This is an excellent course (offered each Spring semester) for students seeking to complete their requirements, having heightened interests in financial derivatives (and related mathematical concepts), and those who will be looking for job opportunities with financial firms and would like to sharpen their lingo and understanding of theoretical and real-world finance.

Note: this is a challenging and yet highly desirable course. Please make sure you are well prepared to take it and have completed the pre-requisites below. The course will demand plenty of sincere effort, and, I hope, will eventually turn into a solid asset on your CVs.

Pre-requisites for 649: STAT 431 (Math Stat) or STAT 615 (Regression & Stat Computing)

Pre-requisities for 449:

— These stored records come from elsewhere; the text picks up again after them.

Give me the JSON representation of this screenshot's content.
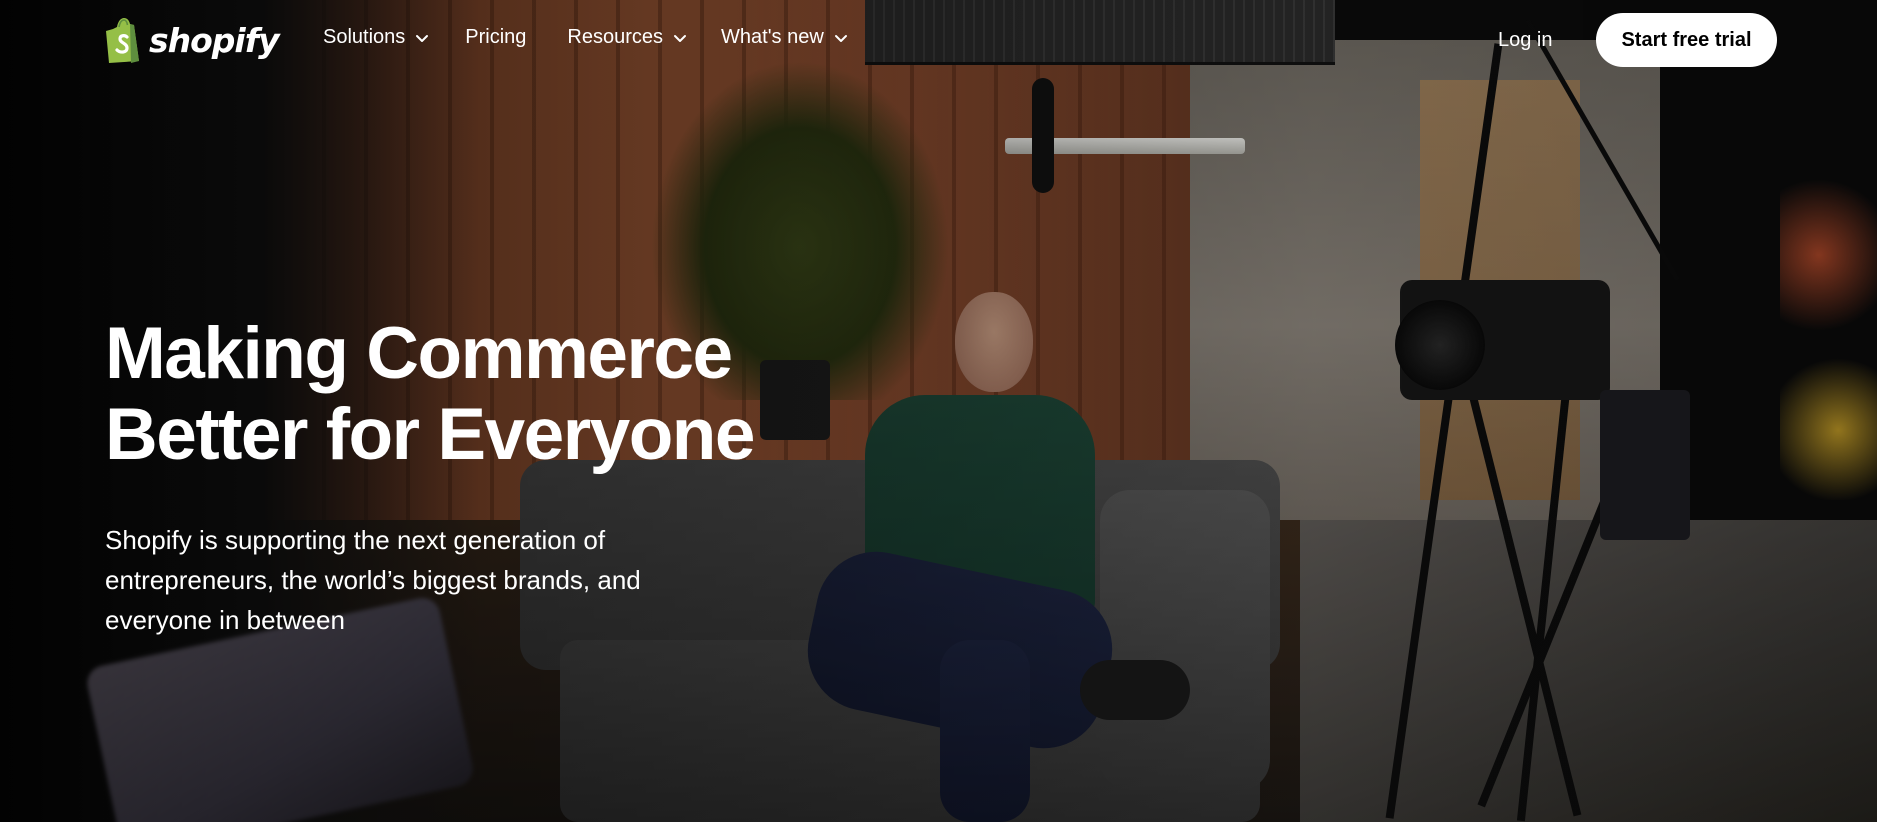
{
  "brand": {
    "name": "shopify",
    "logo_color": "#95bf47"
  },
  "nav": {
    "items": [
      {
        "label": "Solutions",
        "has_dropdown": true
      },
      {
        "label": "Pricing",
        "has_dropdown": false
      },
      {
        "label": "Resources",
        "has_dropdown": true
      },
      {
        "label": "What's new",
        "has_dropdown": true
      }
    ],
    "login_label": "Log in",
    "cta_label": "Start free trial"
  },
  "hero": {
    "title_line1": "Making Commerce",
    "title_line2": "Better for Everyone",
    "subtitle": "Shopify is supporting the next generation of entrepreneurs, the world’s biggest brands, and everyone in between"
  }
}
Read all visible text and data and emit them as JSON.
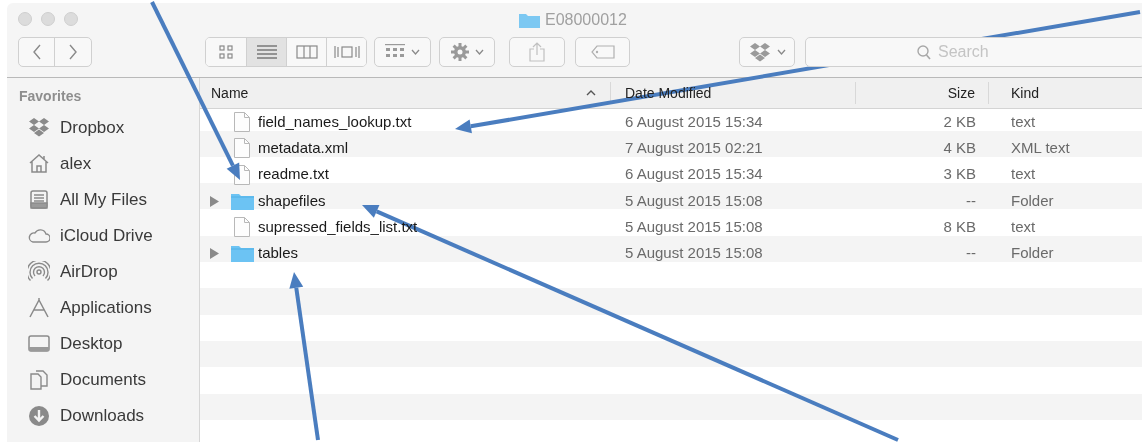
{
  "window": {
    "title": "E08000012"
  },
  "toolbar": {
    "view_modes": [
      {
        "kind": "icons",
        "selected": false
      },
      {
        "kind": "list",
        "selected": true
      },
      {
        "kind": "columns",
        "selected": false
      },
      {
        "kind": "cover_flow",
        "selected": false
      }
    ],
    "search": {
      "placeholder": "Search"
    }
  },
  "sidebar": {
    "heading": "Favorites",
    "items": [
      {
        "label": "Dropbox",
        "kind": "dropbox"
      },
      {
        "label": "alex",
        "kind": "home"
      },
      {
        "label": "All My Files",
        "kind": "files"
      },
      {
        "label": "iCloud Drive",
        "kind": "cloud"
      },
      {
        "label": "AirDrop",
        "kind": "airdrop"
      },
      {
        "label": "Applications",
        "kind": "apps"
      },
      {
        "label": "Desktop",
        "kind": "desktop"
      },
      {
        "label": "Documents",
        "kind": "documents"
      },
      {
        "label": "Downloads",
        "kind": "downloads"
      }
    ]
  },
  "table": {
    "columns": [
      {
        "label": "Name",
        "sorted": true
      },
      {
        "label": "Date Modified",
        "sorted": false
      },
      {
        "label": "Size",
        "sorted": false
      },
      {
        "label": "Kind",
        "sorted": false
      }
    ],
    "rows": [
      {
        "kind": "file",
        "name": "field_names_lookup.txt",
        "date_modified": "6 August 2015 15:34",
        "size": "2 KB",
        "file_kind": "text"
      },
      {
        "kind": "file",
        "name": "metadata.xml",
        "date_modified": "7 August 2015 02:21",
        "size": "4 KB",
        "file_kind": "XML text"
      },
      {
        "kind": "file",
        "name": "readme.txt",
        "date_modified": "6 August 2015 15:34",
        "size": "3 KB",
        "file_kind": "text"
      },
      {
        "kind": "folder",
        "name": "shapefiles",
        "date_modified": "5 August 2015 15:08",
        "size": "--",
        "file_kind": "Folder"
      },
      {
        "kind": "file",
        "name": "supressed_fields_list.txt",
        "date_modified": "5 August 2015 15:08",
        "size": "8 KB",
        "file_kind": "text"
      },
      {
        "kind": "folder",
        "name": "tables",
        "date_modified": "5 August 2015 15:08",
        "size": "--",
        "file_kind": "Folder"
      }
    ]
  }
}
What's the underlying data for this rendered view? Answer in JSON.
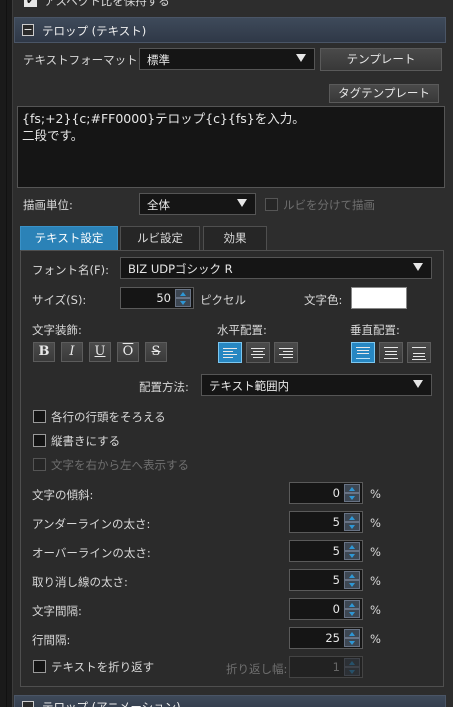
{
  "top_cut_checkbox_label": "アスペクト比を保持する",
  "section": {
    "title": "テロップ (テキスト)",
    "collapse_symbol": "−"
  },
  "format": {
    "label": "テキストフォーマット:",
    "value": "標準",
    "template_button": "テンプレート",
    "tag_template_button": "タグテンプレート"
  },
  "text_input": {
    "value": "{fs;+2}{c;#FF0000}テロップ{c}{fs}を入力。\n二段です。"
  },
  "draw_unit": {
    "label": "描画単位:",
    "value": "全体",
    "ruby_checkbox_label": "ルビを分けて描画"
  },
  "tabs": [
    {
      "label": "テキスト設定",
      "active": true
    },
    {
      "label": "ルビ設定",
      "active": false
    },
    {
      "label": "効果",
      "active": false
    }
  ],
  "font": {
    "label": "フォント名(F):",
    "value": "BIZ UDPゴシック R"
  },
  "size": {
    "label": "サイズ(S):",
    "value": "50",
    "unit": "ピクセル"
  },
  "text_color": {
    "label": "文字色:",
    "color": "#ffffff"
  },
  "decoration": {
    "label": "文字装飾:",
    "buttons": [
      {
        "glyph": "B",
        "name": "bold"
      },
      {
        "glyph": "I",
        "name": "italic"
      },
      {
        "glyph": "U",
        "name": "underline"
      },
      {
        "glyph": "O",
        "name": "overline"
      },
      {
        "glyph": "S",
        "name": "strikethrough"
      }
    ]
  },
  "h_align": {
    "label": "水平配置:",
    "options": [
      "left",
      "center",
      "right"
    ],
    "selected": "left"
  },
  "v_align": {
    "label": "垂直配置:",
    "options": [
      "top",
      "middle",
      "bottom"
    ],
    "selected": "top"
  },
  "placement": {
    "label": "配置方法:",
    "value": "テキスト範囲内"
  },
  "options": {
    "align_line_heads": "各行の行頭をそろえる",
    "vertical_writing": "縦書きにする",
    "rtl_display": "文字を右から左へ表示する"
  },
  "fields": [
    {
      "label": "文字の傾斜:",
      "value": "0",
      "unit": "%"
    },
    {
      "label": "アンダーラインの太さ:",
      "value": "5",
      "unit": "%"
    },
    {
      "label": "オーバーラインの太さ:",
      "value": "5",
      "unit": "%"
    },
    {
      "label": "取り消し線の太さ:",
      "value": "5",
      "unit": "%"
    },
    {
      "label": "文字間隔:",
      "value": "0",
      "unit": "%"
    },
    {
      "label": "行間隔:",
      "value": "25",
      "unit": "%"
    }
  ],
  "wrap": {
    "checkbox_label": "テキストを折り返す",
    "width_label": "折り返し幅:",
    "width_value": "1"
  },
  "next_section_title": "テロップ (アニメーション)",
  "colors": {
    "accent": "#2b82b7",
    "panel_bg": "#2d2d2d",
    "input_bg": "#151515"
  }
}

  1. MATH 211 (ODE & Linear Algebra)
  2. MATH 212 (Multivariate Calculus)
  3. One of these: 
    1. ECON 400 (Econometrics)
    2. STAT 410 (Regression & Stat Computing)
    3. Check with Econ Dept (and/or registrar) if ECON 409 (Econometrics) and ECON 400 are equivalent
  4. One of these: 
    1. STAT 310 (Probability & Statistics)
    2. ECON 307 (Prob & Stat)
    3. STAT 312 (Prob & Stat)
    4. STAT 331 (Applies Prob)
  5. Recommended:
    1. General (basic) knowledge of finance (financial markets, stocks, bonds, derivatives, indices, portfolios, risks, etc.),
    2. Programming skills (we’ll be using R)
    3. If you are eager to get started and have extra time this winter break, you can begin to review the key concepts from pre-requisite coursework and advance your R programming skills, which is one of the key tools in Finance (besides Matlab, Python, C/C++, and, of course, Excel).
      1. Depending on your skills, you can use R Studio as the IDE for R, try various financial R packages, compute/approximate integrals and gradients in R, try out option pricing models, try out portfolio risk/return models. We’ll do more of it in class, but this will give you flavor of the course and valuable skills/preparation.

There is likely a quiz and HW in the first week of the course to help students gauge their preparedness for this course. Winter break is a good time to review the pre-requisite material and start reading John C. Hull’s textbook “Options, Futures, and Other Derivatives” 8th edition (we will not be using DerivaGem software, but will be heavily utilizing R). It has 30+ chapters and we’ll be moving quickly 🙂